TASK DESCRIPTION: Make an exact copy of the records below. Include every line.

···

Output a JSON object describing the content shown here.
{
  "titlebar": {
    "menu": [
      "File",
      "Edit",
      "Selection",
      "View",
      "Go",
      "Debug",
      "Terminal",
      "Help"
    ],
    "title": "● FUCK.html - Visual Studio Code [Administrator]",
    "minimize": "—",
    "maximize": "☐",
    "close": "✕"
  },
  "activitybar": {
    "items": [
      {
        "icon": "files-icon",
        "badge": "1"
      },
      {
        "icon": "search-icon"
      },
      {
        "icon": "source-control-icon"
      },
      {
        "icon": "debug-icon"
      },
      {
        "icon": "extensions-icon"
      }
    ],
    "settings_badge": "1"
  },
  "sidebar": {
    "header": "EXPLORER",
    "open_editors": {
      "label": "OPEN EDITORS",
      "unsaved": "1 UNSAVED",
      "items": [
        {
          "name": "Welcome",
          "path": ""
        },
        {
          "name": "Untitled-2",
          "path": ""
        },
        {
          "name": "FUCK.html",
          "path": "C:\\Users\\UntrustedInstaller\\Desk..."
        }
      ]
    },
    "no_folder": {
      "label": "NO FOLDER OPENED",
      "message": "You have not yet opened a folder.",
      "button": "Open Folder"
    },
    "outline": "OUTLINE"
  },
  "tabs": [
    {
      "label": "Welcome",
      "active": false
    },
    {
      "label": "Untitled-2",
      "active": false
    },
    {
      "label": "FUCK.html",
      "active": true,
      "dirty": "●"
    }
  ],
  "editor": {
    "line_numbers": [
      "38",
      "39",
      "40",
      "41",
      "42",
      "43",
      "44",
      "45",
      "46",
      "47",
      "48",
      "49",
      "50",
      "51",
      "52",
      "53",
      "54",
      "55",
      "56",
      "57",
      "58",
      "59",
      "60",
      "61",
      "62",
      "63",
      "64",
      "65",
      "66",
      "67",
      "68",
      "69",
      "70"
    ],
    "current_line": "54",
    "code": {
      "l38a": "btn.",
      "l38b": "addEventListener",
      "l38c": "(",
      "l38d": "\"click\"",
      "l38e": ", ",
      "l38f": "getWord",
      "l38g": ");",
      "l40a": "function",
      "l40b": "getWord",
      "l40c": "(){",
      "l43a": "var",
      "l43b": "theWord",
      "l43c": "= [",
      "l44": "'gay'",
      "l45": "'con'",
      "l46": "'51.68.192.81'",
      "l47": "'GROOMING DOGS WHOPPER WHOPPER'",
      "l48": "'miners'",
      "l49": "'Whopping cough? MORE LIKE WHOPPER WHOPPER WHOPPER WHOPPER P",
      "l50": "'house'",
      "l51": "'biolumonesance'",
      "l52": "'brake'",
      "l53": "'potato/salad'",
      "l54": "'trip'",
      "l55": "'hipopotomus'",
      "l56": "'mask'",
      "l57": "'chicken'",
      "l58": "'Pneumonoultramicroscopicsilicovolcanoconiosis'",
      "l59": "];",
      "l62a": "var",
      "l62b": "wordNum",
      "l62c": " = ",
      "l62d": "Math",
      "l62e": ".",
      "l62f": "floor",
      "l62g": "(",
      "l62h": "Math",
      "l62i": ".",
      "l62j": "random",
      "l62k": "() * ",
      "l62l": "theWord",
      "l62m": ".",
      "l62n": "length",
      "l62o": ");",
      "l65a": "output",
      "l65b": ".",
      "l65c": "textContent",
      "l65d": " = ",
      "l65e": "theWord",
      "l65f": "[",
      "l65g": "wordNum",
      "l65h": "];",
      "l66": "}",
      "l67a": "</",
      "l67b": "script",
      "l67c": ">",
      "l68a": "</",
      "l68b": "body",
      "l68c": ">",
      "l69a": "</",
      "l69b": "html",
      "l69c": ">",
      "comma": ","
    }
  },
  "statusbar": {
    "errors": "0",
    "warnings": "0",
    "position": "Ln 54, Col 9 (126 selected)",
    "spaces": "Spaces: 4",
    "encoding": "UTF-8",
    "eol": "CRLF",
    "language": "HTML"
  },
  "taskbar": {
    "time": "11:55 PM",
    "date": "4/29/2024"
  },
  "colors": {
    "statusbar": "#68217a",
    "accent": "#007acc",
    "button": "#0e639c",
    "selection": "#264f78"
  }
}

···

RESPONSE TO THIS EXERCISE:
Output a JSON object describing the content shown here.
{
  "titlebar": {
    "menu": [
      "File",
      "Edit",
      "Selection",
      "View",
      "Go",
      "Debug",
      "Terminal",
      "Help"
    ],
    "title": "● FUCK.html - Visual Studio Code [Administrator]",
    "minimize": "—",
    "maximize": "☐",
    "close": "✕"
  },
  "activitybar": {
    "items": [
      {
        "icon": "files-icon",
        "badge": "1"
      },
      {
        "icon": "search-icon"
      },
      {
        "icon": "source-control-icon"
      },
      {
        "icon": "debug-icon"
      },
      {
        "icon": "extensions-icon"
      }
    ],
    "settings_badge": "1"
  },
  "sidebar": {
    "header": "EXPLORER",
    "open_editors": {
      "label": "OPEN EDITORS",
      "unsaved": "1 UNSAVED",
      "items": [
        {
          "name": "Welcome",
          "path": ""
        },
        {
          "name": "Untitled-2",
          "path": ""
        },
        {
          "name": "FUCK.html",
          "path": "C:\\Users\\UntrustedInstaller\\Desk..."
        }
      ]
    },
    "no_folder": {
      "label": "NO FOLDER OPENED",
      "message": "You have not yet opened a folder.",
      "button": "Open Folder"
    },
    "outline": "OUTLINE"
  },
  "tabs": [
    {
      "label": "Welcome",
      "active": false
    },
    {
      "label": "Untitled-2",
      "active": false
    },
    {
      "label": "FUCK.html",
      "active": true,
      "dirty": "●"
    }
  ],
  "editor": {
    "line_numbers": [
      "38",
      "39",
      "40",
      "41",
      "42",
      "43",
      "44",
      "45",
      "46",
      "47",
      "48",
      "49",
      "50",
      "51",
      "52",
      "53",
      "54",
      "55",
      "56",
      "57",
      "58",
      "59",
      "60",
      "61",
      "62",
      "63",
      "64",
      "65",
      "66",
      "67",
      "68",
      "69",
      "70"
    ],
    "current_line": "54",
    "code": {
      "l38a": "btn.",
      "l38b": "addEventListener",
      "l38c": "(",
      "l38d": "\"click\"",
      "l38e": ", ",
      "l38f": "getWord",
      "l38g": ");",
      "l40a": "function",
      "l40b": "getWord",
      "l40c": "(){",
      "l43a": "var",
      "l43b": "theWord",
      "l43c": "= [",
      "l44": "'gay'",
      "l45": "'con'",
      "l46": "'51.68.192.81'",
      "l47": "'GROOMING DOGS WHOPPER WHOPPER'",
      "l48": "'miners'",
      "l49": "'Whopping cough? MORE LIKE WHOPPER WHOPPER WHOPPER WHOPPER P",
      "l50": "'house'",
      "l51": "'biolumonesance'",
      "l52": "'brake'",
      "l53": "'potato/salad'",
      "l54": "'trip'",
      "l55": "'hipopotomus'",
      "l56": "'mask'",
      "l57": "'chicken'",
      "l58": "'Pneumonoultramicroscopicsilicovolcanoconiosis'",
      "l59": "];",
      "l62a": "var",
      "l62b": "wordNum",
      "l62c": " = ",
      "l62d": "Math",
      "l62e": ".",
      "l62f": "floor",
      "l62g": "(",
      "l62h": "Math",
      "l62i": ".",
      "l62j": "random",
      "l62k": "() * ",
      "l62l": "theWord",
      "l62m": ".",
      "l62n": "length",
      "l62o": ");",
      "l65a": "output",
      "l65b": ".",
      "l65c": "textContent",
      "l65d": " = ",
      "l65e": "theWord",
      "l65f": "[",
      "l65g": "wordNum",
      "l65h": "];",
      "l66": "}",
      "l67a": "</",
      "l67b": "script",
      "l67c": ">",
      "l68a": "</",
      "l68b": "body",
      "l68c": ">",
      "l69a": "</",
      "l69b": "html",
      "l69c": ">",
      "comma": ","
    }
  },
  "statusbar": {
    "errors": "0",
    "warnings": "0",
    "position": "Ln 54, Col 9 (126 selected)",
    "spaces": "Spaces: 4",
    "encoding": "UTF-8",
    "eol": "CRLF",
    "language": "HTML"
  },
  "taskbar": {
    "time": "11:55 PM",
    "date": "4/29/2024"
  },
  "colors": {
    "statusbar": "#68217a",
    "accent": "#007acc",
    "button": "#0e639c",
    "selection": "#264f78"
  }
}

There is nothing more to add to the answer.